I'd be more willing to forgive the assertion if the same people blaming the media were also writing pieces blaming Joe Paterno, and criticizing Paterno, and writing articles about what a human rights travesty he enabled by not doing enough to keep a child molester off campus. But that isn't the case. Blaming the media has become a convenient copout, a wonderful little ploy to immediately engender sympathy. The hypocrisy isn't even realized. The same people attacking ESPN for being one-sighted don't even realize that they are being one-sighted, that they aren't even donating a second of time criticizing Paterno for something he himself has apologized for. It's pure semantics.

And don't give me this crap about "waiting until all the facts are out." How can there be enough facts that no one is wrong in making a judgment about Sandusky, but somehow, the same rules doesn't apply to Paterno? What information could anyone be holding onto that's going to exonerate Paterno? The bottom line is that after the 2002 incident, when Paterno was informed of Sandusky violating a child, he did nothing to get Sandusky off campus. He did nothing to put him in jail. He did the absolute bare minimum, and it was his lack of initiative that may have allowed future instances of children getting raped. That is a fact. So before I listen to even another complaint that the media is in the wrong, I want to hear the defense of Paterno. I want to hear an argument why it's wrong for the media to focus on him and why he doesn't deserve any criticism. Until I actually hear this expressed, I don't want to hear excuses for him. Right now, he simply doesn't deserve them.

And as for the "it will do nothing for the victims" card, that's even more insulting. That argument is so infuriating that I'm ashamed it's coming from the mouths of Penn State students. I'm ashamed that otherwise bright students can be so dumb. No, axing Paterno won't give those children their innocence back. But neither does axing Sandusky. Neither does axing Spanier. By this logic, nothing should punishable. We might as well not even have prisons if this is something people actually believe, that someone like Paterno shouldn't be held responsible for his actions simply because there isn't a time machine to undo it all. It isn't about fixing a problem; nothing can be done to Sandusky or anyone that will get those victims their childhood back. It's about doing what's right. It's about not letting Paterno slide after sitting on the Sandusky information for at least nine years and doing nothing about it, for not putting a stop to that sham of a charity organization. It's about having ethics and morals and dignity, not having blind allegiance in someone because of how good they used to be.

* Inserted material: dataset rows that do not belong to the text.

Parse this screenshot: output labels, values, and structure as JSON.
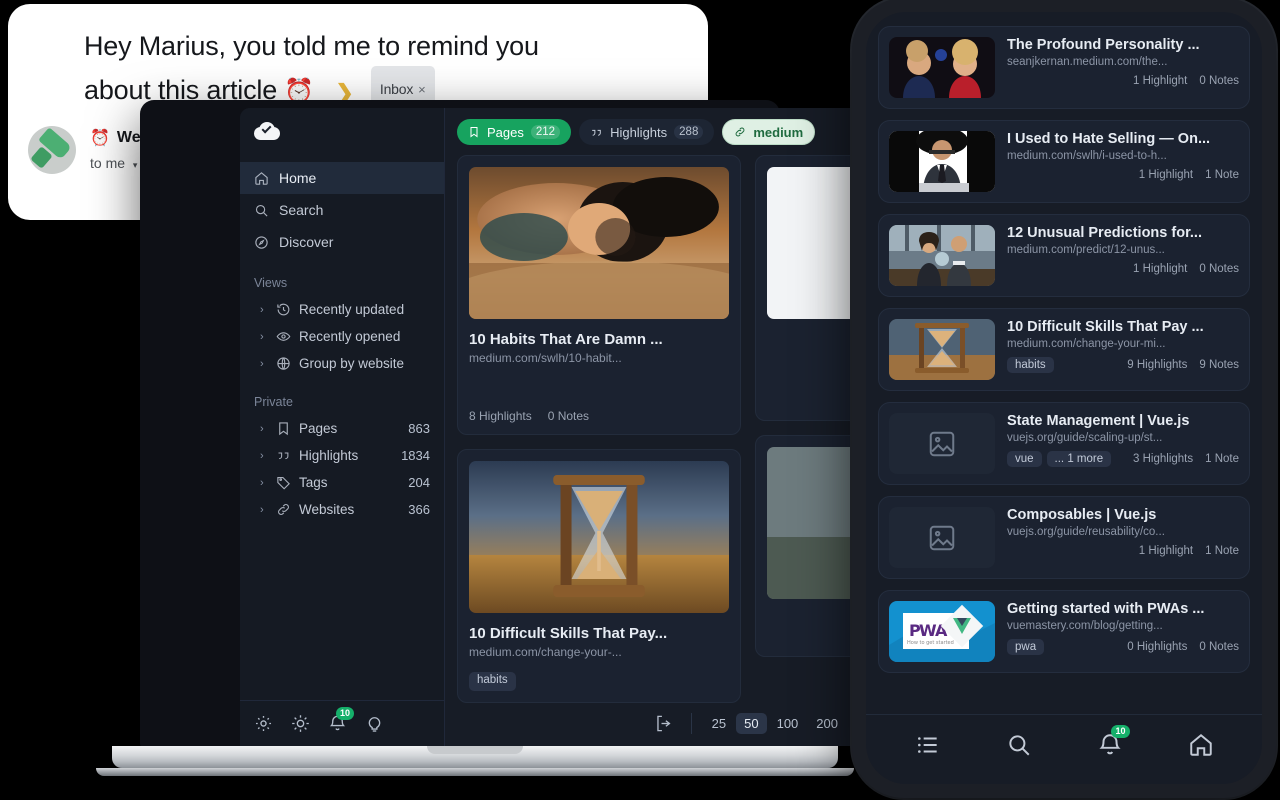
{
  "email": {
    "subject_line1": "Hey Marius, you told me to remind you",
    "subject_line2": "about this article",
    "alarm_emoji": "⏰",
    "forward_icon": "forward-chevron-icon",
    "label_chip": "Inbox",
    "label_chip_close": "×",
    "sender_name": "Web Highlights",
    "sender_alarm_emoji": "⏰",
    "recipient": "to me",
    "recipient_caret": "▾",
    "avatar_icon": "highlighter-marker-avatar"
  },
  "app": {
    "logo_icon": "cloud-check-icon",
    "sidebar": {
      "nav": [
        {
          "label": "Home",
          "icon": "home-icon",
          "active": true
        },
        {
          "label": "Search",
          "icon": "search-icon",
          "active": false
        },
        {
          "label": "Discover",
          "icon": "compass-icon",
          "active": false
        }
      ],
      "views_label": "Views",
      "views": [
        {
          "label": "Recently updated",
          "icon": "history-clock-icon"
        },
        {
          "label": "Recently opened",
          "icon": "eye-icon"
        },
        {
          "label": "Group by website",
          "icon": "globe-icon"
        }
      ],
      "private_label": "Private",
      "private": [
        {
          "label": "Pages",
          "icon": "bookmark-icon",
          "count": "863"
        },
        {
          "label": "Highlights",
          "icon": "quote-icon",
          "count": "1834"
        },
        {
          "label": "Tags",
          "icon": "tag-icon",
          "count": "204"
        },
        {
          "label": "Websites",
          "icon": "link-icon",
          "count": "366"
        }
      ],
      "caret": "›",
      "bottom_icons": [
        {
          "name": "settings-gear-icon"
        },
        {
          "name": "theme-brightness-icon"
        },
        {
          "name": "notifications-bell-icon",
          "badge": "10"
        },
        {
          "name": "lightbulb-tips-icon"
        }
      ]
    },
    "filters": [
      {
        "label": "Pages",
        "count": "212",
        "icon": "bookmark-icon",
        "style": "primary"
      },
      {
        "label": "Highlights",
        "count": "288",
        "icon": "quote-icon",
        "style": "dark"
      },
      {
        "label": "medium",
        "icon": "link-icon",
        "style": "chip-light"
      }
    ],
    "cards": [
      {
        "title": "10 Habits That Are Damn ...",
        "url": "medium.com/swlh/10-habit...",
        "tags": [],
        "highlights": "8 Highlights",
        "notes": "0 Notes",
        "thumb": "woman-lying-on-sand-beach"
      },
      {
        "title": "10 Difficult Skills That Pay...",
        "url": "medium.com/change-your-...",
        "tags": [
          "habits"
        ],
        "highlights": "",
        "notes": "",
        "thumb": "hourglass-on-table"
      }
    ],
    "footer": {
      "logout_icon": "logout-icon",
      "page_sizes": [
        "25",
        "50",
        "100",
        "200"
      ],
      "page_size_selected": "50"
    }
  },
  "phone": {
    "items": [
      {
        "title": "The Profound Personality ...",
        "url": "seanjkernan.medium.com/the...",
        "tags": [],
        "highlights": "1 Highlight",
        "notes": "0 Notes",
        "thumb": "couple-at-night-party"
      },
      {
        "title": "I Used to Hate Selling — On...",
        "url": "medium.com/swlh/i-used-to-h...",
        "tags": [],
        "highlights": "1 Highlight",
        "notes": "1 Note",
        "thumb": "man-in-suit-with-laptop"
      },
      {
        "title": "12 Unusual Predictions for...",
        "url": "medium.com/predict/12-unus...",
        "tags": [],
        "highlights": "1 Highlight",
        "notes": "0 Notes",
        "thumb": "two-people-in-office"
      },
      {
        "title": "10 Difficult Skills That Pay ...",
        "url": "medium.com/change-your-mi...",
        "tags": [
          "habits"
        ],
        "highlights": "9 Highlights",
        "notes": "9 Notes",
        "thumb": "hourglass-on-table"
      },
      {
        "title": "State Management | Vue.js",
        "url": "vuejs.org/guide/scaling-up/st...",
        "tags": [
          "vue",
          "... 1 more"
        ],
        "highlights": "3 Highlights",
        "notes": "1 Note",
        "thumb": "image-placeholder-icon"
      },
      {
        "title": "Composables | Vue.js",
        "url": "vuejs.org/guide/reusability/co...",
        "tags": [],
        "highlights": "1 Highlight",
        "notes": "1 Note",
        "thumb": "image-placeholder-icon"
      },
      {
        "title": "Getting started with PWAs ...",
        "url": "vuemastery.com/blog/getting...",
        "tags": [
          "pwa"
        ],
        "highlights": "0 Highlights",
        "notes": "0 Notes",
        "thumb": "pwa-vue-banner"
      }
    ],
    "nav": [
      {
        "name": "list-icon"
      },
      {
        "name": "search-icon"
      },
      {
        "name": "notifications-bell-icon",
        "badge": "10"
      },
      {
        "name": "home-icon"
      }
    ]
  },
  "colors": {
    "accent_green": "#17a35f",
    "badge_green": "#15b06a",
    "chip_light_bg": "#dff0e4",
    "app_bg": "#171c26",
    "card_bg": "#1b2230",
    "sidebar_bg": "#151a23"
  }
}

Like it or not, the media has every right to tarnish Joe Paterno's legacy. There are two types of people in this world: people who call the police when someone tells them a child has been molested, and people who do nothing about it. Joe Paterno was the second. He had enough ammunition to put Jerry Sandusky away for life, and for at least nine years he did nothing. He sat on that information. For at least nine years, he allowed Sandusky to walk free, even with the knowledge, even at it's very vaguest -- according to the grand jury testimony -- that Sandusky had been seen "fondling or doing something of a sexual nature to a young boy."

It's simply indefensible.

Besides, PSU loyalists need to realize that even if the media really is wrongly ignoring Sandusky to focus on Paterno, PSU loyalists are wrongly ignoring Paterno to focus on the media. Either way, the blame game is being played, and it isn't being played fairly.